- **THE PROBLEM**: Please write out the data that follows, word for word.

:::::

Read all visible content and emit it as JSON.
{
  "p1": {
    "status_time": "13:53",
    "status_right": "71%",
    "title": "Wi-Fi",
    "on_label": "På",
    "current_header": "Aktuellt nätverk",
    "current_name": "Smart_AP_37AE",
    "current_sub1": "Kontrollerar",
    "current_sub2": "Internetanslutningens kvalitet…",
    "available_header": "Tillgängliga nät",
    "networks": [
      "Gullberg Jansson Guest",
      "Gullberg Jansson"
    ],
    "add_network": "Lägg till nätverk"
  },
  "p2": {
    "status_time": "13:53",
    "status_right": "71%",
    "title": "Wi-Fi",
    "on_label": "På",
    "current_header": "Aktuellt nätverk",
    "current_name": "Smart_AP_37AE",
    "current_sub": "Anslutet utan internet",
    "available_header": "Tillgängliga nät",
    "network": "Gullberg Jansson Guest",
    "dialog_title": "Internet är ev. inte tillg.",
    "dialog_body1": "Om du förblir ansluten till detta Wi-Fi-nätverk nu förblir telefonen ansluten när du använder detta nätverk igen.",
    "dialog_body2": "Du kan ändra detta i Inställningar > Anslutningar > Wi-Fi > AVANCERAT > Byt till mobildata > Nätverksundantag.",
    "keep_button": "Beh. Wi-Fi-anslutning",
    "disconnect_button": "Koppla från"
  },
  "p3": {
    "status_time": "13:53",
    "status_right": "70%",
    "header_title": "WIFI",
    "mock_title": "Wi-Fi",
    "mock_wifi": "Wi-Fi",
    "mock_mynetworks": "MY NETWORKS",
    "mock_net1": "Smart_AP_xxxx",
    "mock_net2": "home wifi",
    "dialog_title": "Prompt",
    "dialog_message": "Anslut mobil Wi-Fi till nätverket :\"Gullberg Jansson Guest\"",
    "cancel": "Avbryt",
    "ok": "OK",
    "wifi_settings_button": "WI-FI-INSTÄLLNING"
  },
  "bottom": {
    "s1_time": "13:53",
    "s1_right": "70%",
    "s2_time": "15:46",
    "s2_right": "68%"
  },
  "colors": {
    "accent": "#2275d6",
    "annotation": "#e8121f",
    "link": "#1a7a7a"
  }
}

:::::

- **EXERCISE RESULT**:
Read all visible content and emit it as JSON.
{
  "p1": {
    "status_time": "13:53",
    "status_right": "71%",
    "title": "Wi-Fi",
    "on_label": "På",
    "current_header": "Aktuellt nätverk",
    "current_name": "Smart_AP_37AE",
    "current_sub1": "Kontrollerar",
    "current_sub2": "Internetanslutningens kvalitet…",
    "available_header": "Tillgängliga nät",
    "networks": [
      "Gullberg Jansson Guest",
      "Gullberg Jansson"
    ],
    "add_network": "Lägg till nätverk"
  },
  "p2": {
    "status_time": "13:53",
    "status_right": "71%",
    "title": "Wi-Fi",
    "on_label": "På",
    "current_header": "Aktuellt nätverk",
    "current_name": "Smart_AP_37AE",
    "current_sub": "Anslutet utan internet",
    "available_header": "Tillgängliga nät",
    "network": "Gullberg Jansson Guest",
    "dialog_title": "Internet är ev. inte tillg.",
    "dialog_body1": "Om du förblir ansluten till detta Wi-Fi-nätverk nu förblir telefonen ansluten när du använder detta nätverk igen.",
    "dialog_body2": "Du kan ändra detta i Inställningar > Anslutningar > Wi-Fi > AVANCERAT > Byt till mobildata > Nätverksundantag.",
    "keep_button": "Beh. Wi-Fi-anslutning",
    "disconnect_button": "Koppla från"
  },
  "p3": {
    "status_time": "13:53",
    "status_right": "70%",
    "header_title": "WIFI",
    "mock_title": "Wi-Fi",
    "mock_wifi": "Wi-Fi",
    "mock_mynetworks": "MY NETWORKS",
    "mock_net1": "Smart_AP_xxxx",
    "mock_net2": "home wifi",
    "dialog_title": "Prompt",
    "dialog_message": "Anslut mobil Wi-Fi till nätverket :\"Gullberg Jansson Guest\"",
    "cancel": "Avbryt",
    "ok": "OK",
    "wifi_settings_button": "WI-FI-INSTÄLLNING"
  },
  "bottom": {
    "s1_time": "13:53",
    "s1_right": "70%",
    "s2_time": "15:46",
    "s2_right": "68%"
  },
  "colors": {
    "accent": "#2275d6",
    "annotation": "#e8121f",
    "link": "#1a7a7a"
  }
}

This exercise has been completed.